But a reliever's peripherals not being too good to imagine him starting is no reason to actually make him start. McClellan's three seasons as a starter in the low minors were marked with impressively low strikeout rates—5.9 per nine innings in 12 starts in the rookie-level Appalachian League, for instance, where the average strikeout rate was almost eight. Even when he put together his great 2007 in relief he just missed a strikeout an inning; he was the rare command-centric relief prospect, yet another reason why it's so easy to see him as something other than a relief prospect.
I'm worried about this not because McClellan needs to be a strikeout pitcher—in St. Louis it's probably proved advantageous that he isn't—but because "contact pitchers" in the Major Leagues aren't always or even often contact pitchers in the minors.
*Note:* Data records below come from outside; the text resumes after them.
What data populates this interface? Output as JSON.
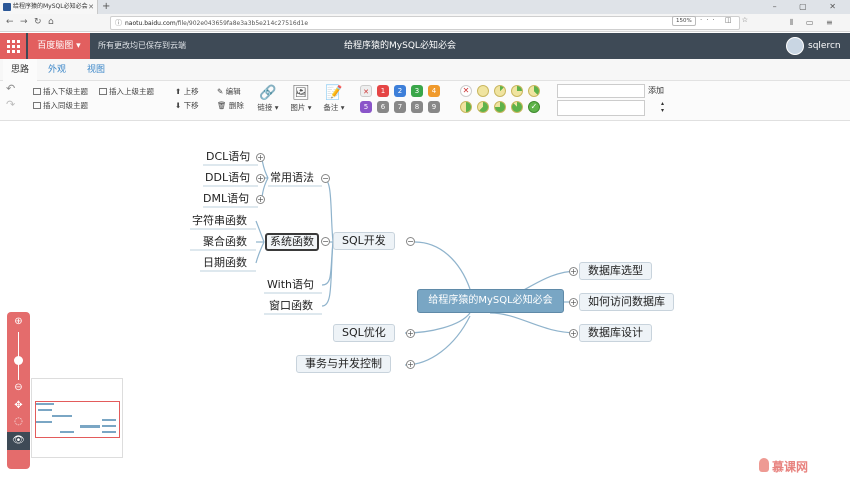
{
  "browser": {
    "tab_title": "给程序猿的MySQL必知必会",
    "new_tab": "+",
    "url_host": "naotu.baidu.com",
    "url_path": "/file/902e043659fa8e3a3b5e214c27516d1e",
    "zoom": "150%"
  },
  "app": {
    "brand": "百度脑图",
    "save_hint": "所有更改均已保存到云端",
    "doc_title": "给程序猿的MySQL必知必会",
    "username": "sqlercn"
  },
  "ribbon": {
    "tabs": [
      "思路",
      "外观",
      "视图"
    ]
  },
  "toolbar": {
    "insert_child": "插入下级主题",
    "insert_parent": "插入上级主题",
    "insert_sibling": "插入同级主题",
    "move_up": "上移",
    "move_down": "下移",
    "edit": "编辑",
    "delete": "删除",
    "link": "链接",
    "image": "图片",
    "note": "备注",
    "priorities": [
      "1",
      "2",
      "3",
      "4",
      "5",
      "6",
      "7",
      "8",
      "9"
    ],
    "add_label": "添加"
  },
  "mindmap": {
    "root": "给程序猿的MySQL必知必会",
    "sql_dev": "SQL开发",
    "common_syntax": "常用语法",
    "dcl": "DCL语句",
    "ddl": "DDL语句",
    "dml": "DML语句",
    "sys_func": "系统函数",
    "string_func": "字符串函数",
    "agg_func": "聚合函数",
    "date_func": "日期函数",
    "with_stmt": "With语句",
    "window_func": "窗口函数",
    "sql_opt": "SQL优化",
    "txn": "事务与并发控制",
    "db_select": "数据库选型",
    "db_access": "如何访问数据库",
    "db_design": "数据库设计"
  },
  "watermark": "慕课网",
  "colors": {
    "header_bg": "#3e4a56",
    "brand_red": "#e25f5f",
    "root_node": "#79a6c4",
    "edge": "#8fb3cc"
  }
}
Jeff Suppan struck out 8.3 per nine innings in his minor league career; Kyle Lohse 6.9 despite being rushed to a Pete Kozma-style AA debut at 21. Jake Westbrook is a nice counter-example; he ground-balled his way to a career K/9 rate of 5.3 in the minor leagues, which has become 5.0 in the majors.
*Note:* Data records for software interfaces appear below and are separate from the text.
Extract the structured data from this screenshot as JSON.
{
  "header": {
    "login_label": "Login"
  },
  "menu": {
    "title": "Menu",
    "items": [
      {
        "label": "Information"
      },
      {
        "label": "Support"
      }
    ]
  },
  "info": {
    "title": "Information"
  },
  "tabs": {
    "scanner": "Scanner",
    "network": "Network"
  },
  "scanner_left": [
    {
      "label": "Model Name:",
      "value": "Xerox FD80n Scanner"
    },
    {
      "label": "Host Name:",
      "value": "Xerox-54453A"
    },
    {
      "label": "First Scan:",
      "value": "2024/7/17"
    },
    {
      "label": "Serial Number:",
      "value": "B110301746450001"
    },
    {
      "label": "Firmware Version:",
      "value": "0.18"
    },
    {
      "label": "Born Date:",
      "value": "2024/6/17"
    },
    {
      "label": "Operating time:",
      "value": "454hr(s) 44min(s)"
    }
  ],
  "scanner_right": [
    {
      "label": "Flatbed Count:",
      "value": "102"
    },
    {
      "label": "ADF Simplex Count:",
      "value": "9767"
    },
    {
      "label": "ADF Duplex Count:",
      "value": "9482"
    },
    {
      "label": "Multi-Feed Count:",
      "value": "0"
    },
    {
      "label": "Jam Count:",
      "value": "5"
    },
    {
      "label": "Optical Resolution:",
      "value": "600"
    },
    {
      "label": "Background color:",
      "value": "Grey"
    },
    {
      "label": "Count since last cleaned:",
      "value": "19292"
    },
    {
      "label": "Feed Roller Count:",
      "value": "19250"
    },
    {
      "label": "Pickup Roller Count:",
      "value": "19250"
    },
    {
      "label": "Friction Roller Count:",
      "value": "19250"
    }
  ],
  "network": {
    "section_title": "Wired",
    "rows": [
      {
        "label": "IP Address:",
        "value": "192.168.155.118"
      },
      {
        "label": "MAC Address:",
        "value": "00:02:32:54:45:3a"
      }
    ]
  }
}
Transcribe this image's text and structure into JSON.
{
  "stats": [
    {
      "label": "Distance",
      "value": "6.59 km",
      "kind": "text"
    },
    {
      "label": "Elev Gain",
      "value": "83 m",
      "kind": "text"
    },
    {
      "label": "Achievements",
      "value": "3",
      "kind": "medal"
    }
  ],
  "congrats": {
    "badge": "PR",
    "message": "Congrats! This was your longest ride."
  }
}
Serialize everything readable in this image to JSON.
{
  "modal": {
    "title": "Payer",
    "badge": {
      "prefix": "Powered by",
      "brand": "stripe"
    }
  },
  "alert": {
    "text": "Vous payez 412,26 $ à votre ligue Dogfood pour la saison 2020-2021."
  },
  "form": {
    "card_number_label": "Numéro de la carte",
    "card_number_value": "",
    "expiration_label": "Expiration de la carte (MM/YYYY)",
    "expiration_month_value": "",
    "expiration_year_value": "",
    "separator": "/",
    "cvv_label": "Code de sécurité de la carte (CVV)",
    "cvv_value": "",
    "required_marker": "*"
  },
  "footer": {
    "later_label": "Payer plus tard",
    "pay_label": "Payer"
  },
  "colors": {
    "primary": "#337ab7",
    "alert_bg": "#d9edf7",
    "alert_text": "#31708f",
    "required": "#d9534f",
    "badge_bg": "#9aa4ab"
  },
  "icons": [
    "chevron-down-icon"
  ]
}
If you look at pitchers of the last five years with a league-averagish strikeout rate—defined here, very roughly, as somewhere between six (slightly below average) and seven (above it), their average K/9 in the minors was about eight. (Is anyone else stunned that Dave Bush's minor league K/9 is 8.4?) McClellan-the-starter was never a prospect; McClellan-the-reliever was and is.
Lance Lynn has a lot of question marks that are glossed over, now, by a hot second half, a new fastball, and the excitement that comes with a prospect who has the chance of breaking camp with the Cardinals. But McClellan's case as a starter who's better than Lynn seems, at the very least, not strong enough to compensate for his value as a reliever. Given their minor league careers I'm not sure there's a case at all.
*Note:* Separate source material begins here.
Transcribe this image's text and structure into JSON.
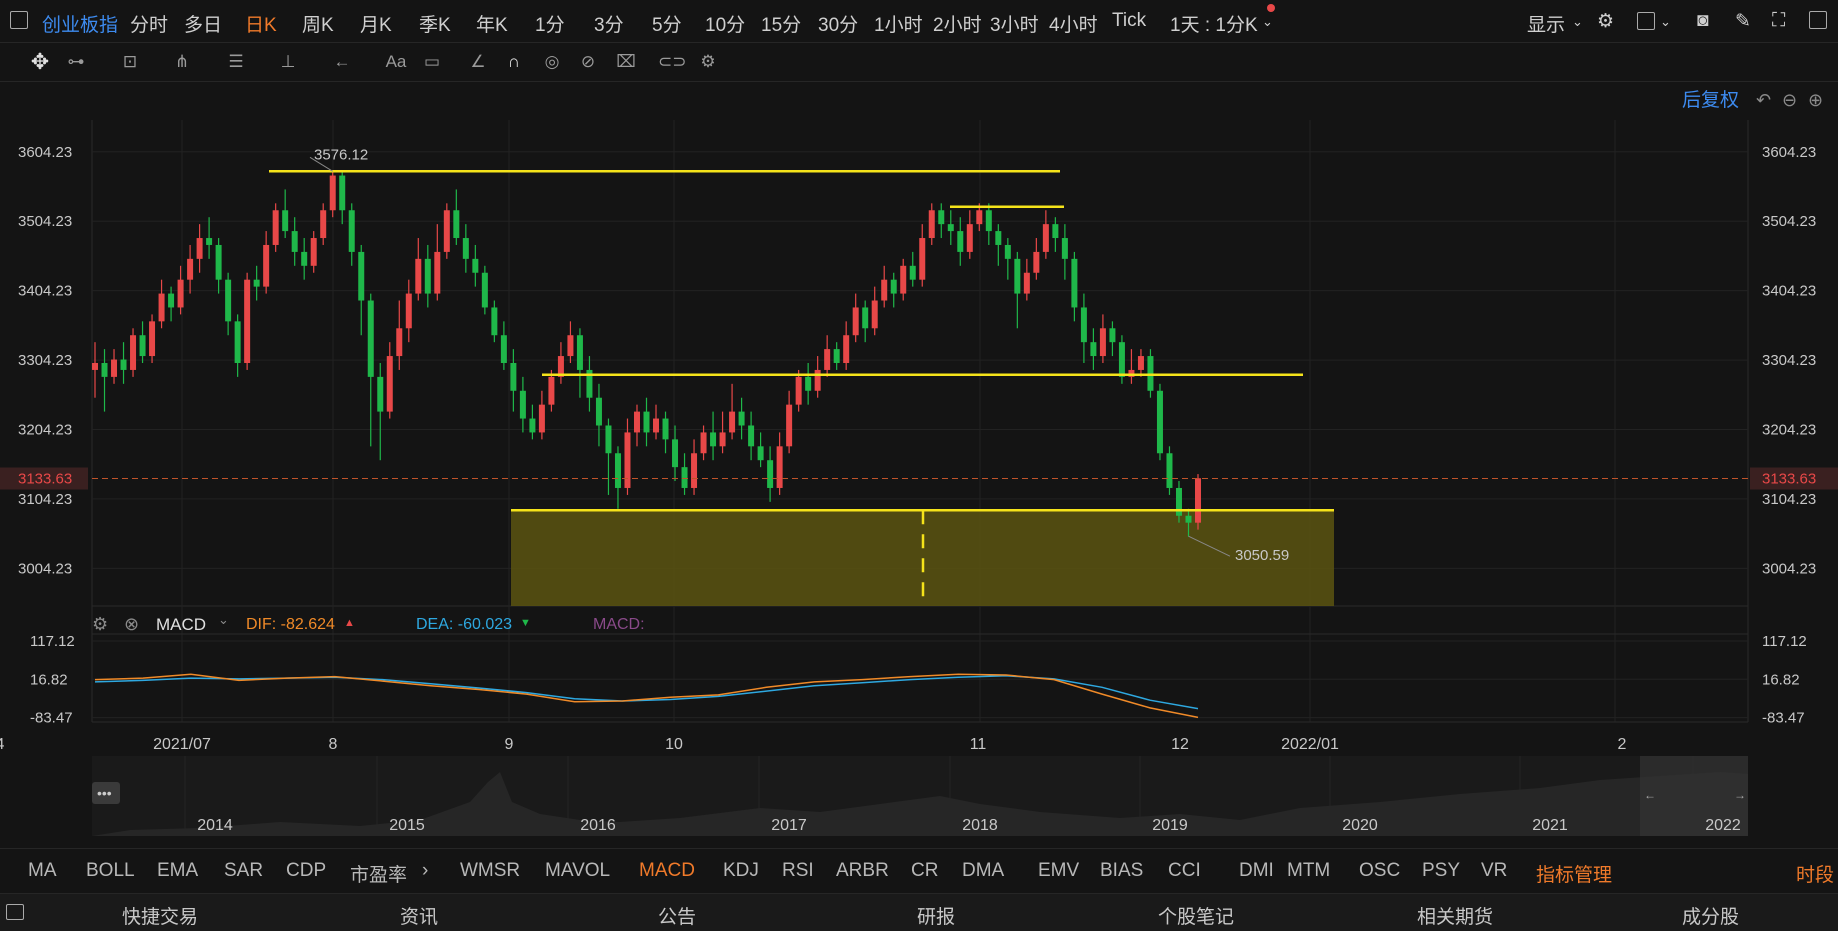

Programming note—If you can't get enough of me talking without notes about things we talk about every day I'll be appearing in a prerecorded capacity on Fox Sports Radio 1340 AM out of New Mexico. If you don't have one of those ridiculous long-distance radios they advertise on Coast to Coast AM late at night you can stream it live here, around 10 AM.
Try to forgive me re: the part where I convince myself, dreamily, that Kyle Lohse is the Cardinals' fifth starter instead of the fourth and briefly forget Jake Westbrook exists.